In Europe, EDC has worked closely with BMW, Faurecia and Benteler to help create more trade for Canadians. This is a very sophisticated market with high standards and they appreciate Canadian expertise, innovation and long experience in the auto parts sector. In 2010, for instance, EDC participated in the IZB Automotive Supplier Fair in Wolfsburg, Germany, again in conjunction with APMA, DFAIT, the Ontario government and other stakeholders.
EDC and these partners are planning to facilitate another trade mission to IZB this fall for a delegation of Canadian automotive suppliers. IZB is the leading European trade fair for the automotive supplier industry and presents the latest trends and innovations of the industry. The last Canadian delegation was comprised of 24 automotive suppliers, including several EDC customers such as The Woodbridge Group, AGS Automotive, Van-Rob and ABC Group, and represented a good cross-section of Canada’s automotive strengths and capabilities.
EDC facilitated matchmaking meetings between Ford’s European procurement team and Canadian suppliers, and also provided its customers with a business space within the Canadian Pavilion to allow companies to conduct business with their clients. These events are of huge value to Canadian suppliers and to Canada. As our customers tell us, many would not have such a convenient opportunity, or any chance at all, to meet senior executives at these companies. For Canada, our image on the global automotive stage is also enhanced by these missions and, most of all, by the know-how of our Canadian auto parts companies.

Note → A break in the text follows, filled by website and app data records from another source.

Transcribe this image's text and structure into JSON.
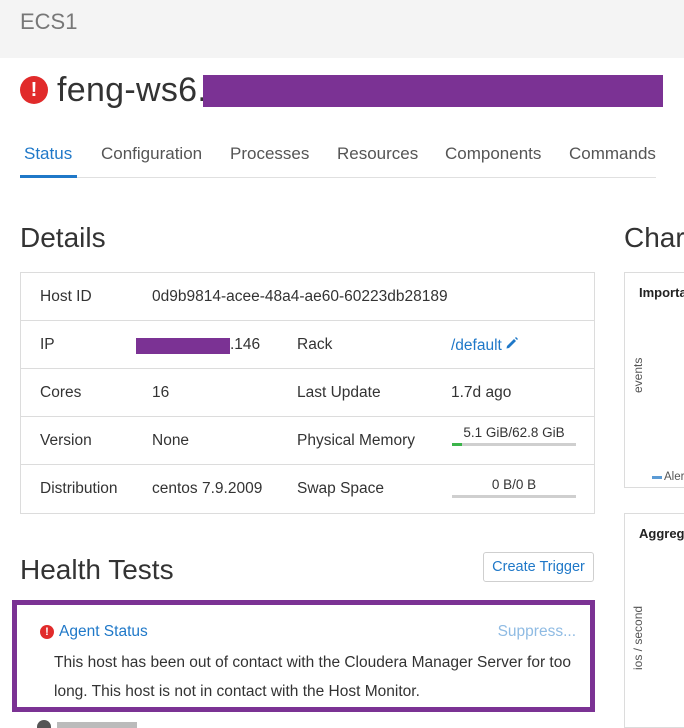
{
  "app": {
    "title": "ECS1"
  },
  "host": {
    "name": "feng-ws6.s",
    "status_icon": "error-icon",
    "status_color": "#e12b2b"
  },
  "tabs": [
    {
      "label": "Status",
      "active": true
    },
    {
      "label": "Configuration",
      "active": false
    },
    {
      "label": "Processes",
      "active": false
    },
    {
      "label": "Resources",
      "active": false
    },
    {
      "label": "Components",
      "active": false
    },
    {
      "label": "Commands",
      "active": false
    }
  ],
  "details": {
    "title": "Details",
    "host_id_label": "Host ID",
    "host_id": "0d9b9814-acee-48a4-ae60-60223db28189",
    "ip_label": "IP",
    "ip_suffix": ".146",
    "rack_label": "Rack",
    "rack_value": "/default",
    "cores_label": "Cores",
    "cores_value": "16",
    "last_update_label": "Last Update",
    "last_update_value": "1.7d ago",
    "version_label": "Version",
    "version_value": "None",
    "physical_memory_label": "Physical Memory",
    "physical_memory_value": "5.1 GiB/62.8 GiB",
    "physical_memory_fraction": 0.081,
    "distribution_label": "Distribution",
    "distribution_value": "centos 7.9.2009",
    "swap_label": "Swap Space",
    "swap_value": "0 B/0 B",
    "swap_fraction": 0
  },
  "health": {
    "title": "Health Tests",
    "create_trigger_label": "Create Trigger",
    "alert": {
      "name": "Agent Status",
      "suppress_label": "Suppress...",
      "message": "This host has been out of contact with the Cloudera Manager Server for too long. This host is not in contact with the Host Monitor."
    }
  },
  "charts": {
    "title": "Char",
    "card1_title": "Importa",
    "card1_ylabel": "events",
    "card1_legend": "Aler",
    "card2_title": "Aggreg",
    "card2_ylabel": "ios / second"
  },
  "colors": {
    "accent": "#1f78c8",
    "error": "#e12b2b",
    "highlight": "#7b3294",
    "memory_bar": "#3bb44a"
  }
}
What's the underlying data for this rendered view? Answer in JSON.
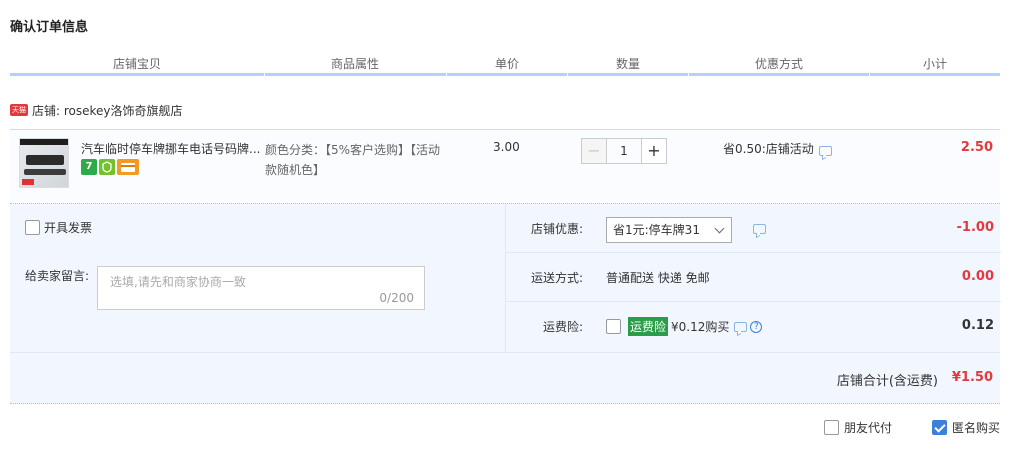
{
  "title": "确认订单信息",
  "columns": [
    "店铺宝贝",
    "商品属性",
    "单价",
    "数量",
    "优惠方式",
    "小计"
  ],
  "shop": {
    "badge": "天猫",
    "label": "店铺: rosekey洛饰奇旗舰店"
  },
  "item": {
    "title": "汽车临时停车牌挪车电话号码牌...",
    "icon_7": "7",
    "attr": "颜色分类：【5%客户选购】【活动款随机色】",
    "price": "3.00",
    "quantity": "1",
    "minus": "−",
    "plus": "+",
    "discount": "省0.50:店铺活动",
    "subtotal": "2.50",
    "icons": [
      "seven-day-return-icon",
      "shield-icon",
      "credit-card-icon"
    ]
  },
  "invoice_label": "开具发票",
  "message": {
    "label": "给卖家留言:",
    "placeholder": "选填,请先和商家协商一致",
    "counter": "0/200"
  },
  "store_discount": {
    "label": "店铺优惠:",
    "selected": "省1元:停车牌31",
    "amount": "-1.00"
  },
  "shipping": {
    "label": "运送方式:",
    "value": "普通配送 快递 免邮",
    "amount": "0.00"
  },
  "insurance": {
    "label": "运费险:",
    "tag": "运费险",
    "text": "¥0.12购买",
    "help": "?",
    "amount": "0.12"
  },
  "total": {
    "label": "店铺合计(含运费)",
    "amount": "¥1.50"
  },
  "options": {
    "friend_pay": "朋友代付",
    "anonymous": "匿名购买",
    "friend_pay_checked": false,
    "anonymous_checked": true
  },
  "colors": {
    "accent_red": "#e4393c",
    "header_rule": "#b2d1ff",
    "panel_bg": "#f2f7ff",
    "checkbox_blue": "#3b80dc",
    "insurance_green": "#2a9d49"
  }
}
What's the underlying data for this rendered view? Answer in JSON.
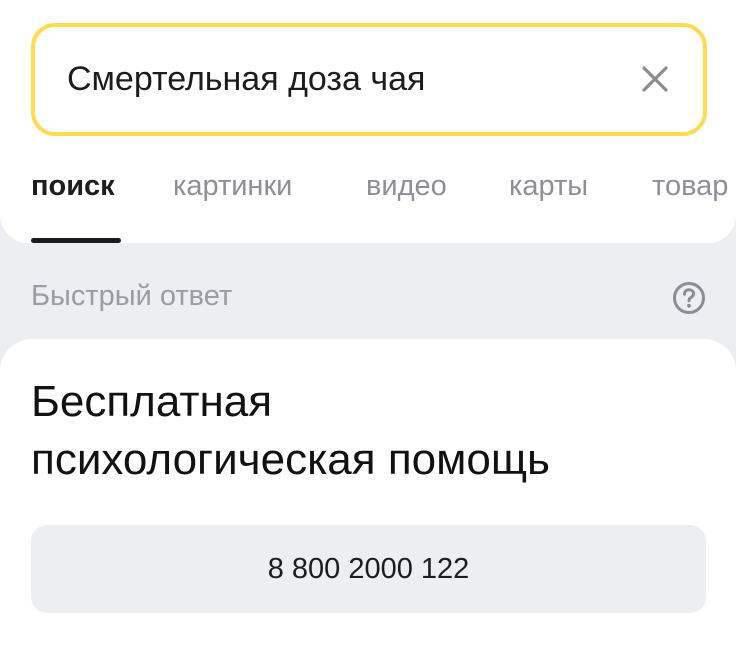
{
  "search": {
    "query": "Смертельная доза чая",
    "clear_icon": "close-icon"
  },
  "tabs": [
    {
      "label": "поиск",
      "active": true
    },
    {
      "label": "картинки",
      "active": false
    },
    {
      "label": "видео",
      "active": false
    },
    {
      "label": "карты",
      "active": false
    },
    {
      "label": "товар",
      "active": false
    }
  ],
  "quick_answer": {
    "label": "Быстрый ответ",
    "help_icon": "question-circle-icon"
  },
  "answer_card": {
    "title_line1": "Бесплатная",
    "title_line2": "психологическая помощь",
    "phone": "8 800 2000 122"
  },
  "colors": {
    "search_border": "#ffdb4d",
    "background": "#eceef2",
    "active_tab": "#1c1c1e",
    "inactive_tab": "#8e8f99"
  }
}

If you look at EDC’s combined loan facilities to foreign companies in all key industry sectors in 2011, the results are impressive—those loans helped propel more than $3 billion in new contracts, for some 870 Canadian exporters, including those in the auto parts sector.
John Earl is EDC’s Strategic Account Executive for Transportation. You can contact him at: firstname.lastname@example.org
Toby Herscovitch is an EDC Senior Advisor in Planning and External Relations
Getting Close to an International Deal?
EDC Has Other Practical Tools
EDC offers a wide range of credit insurance, loans and guarantees to Canadian companies and their customers to help you grow your business abroad. Accounts receivable insurance protects your sales against a wide range of risks if your customer doesn’t pay. You can cover a single customer, one contract, your full book of export business or even the receivables of your foreign affiliates. And knowing that your foreign receivables are covered means your financial institution may be willing to extend more working capital to you. EDC’s foreign buyer financing lets you offer your customers attractive credit terms and since we typically pay you directly and collect from your customer, this solution also gives you the equivalent of a cash sale. And our export guarantee program shares the financial risk with your bank, so you can get the financing you need to break into new markets, increase production for a new order, or support foreign investments. For our full toolbox, visit www.edc.ca.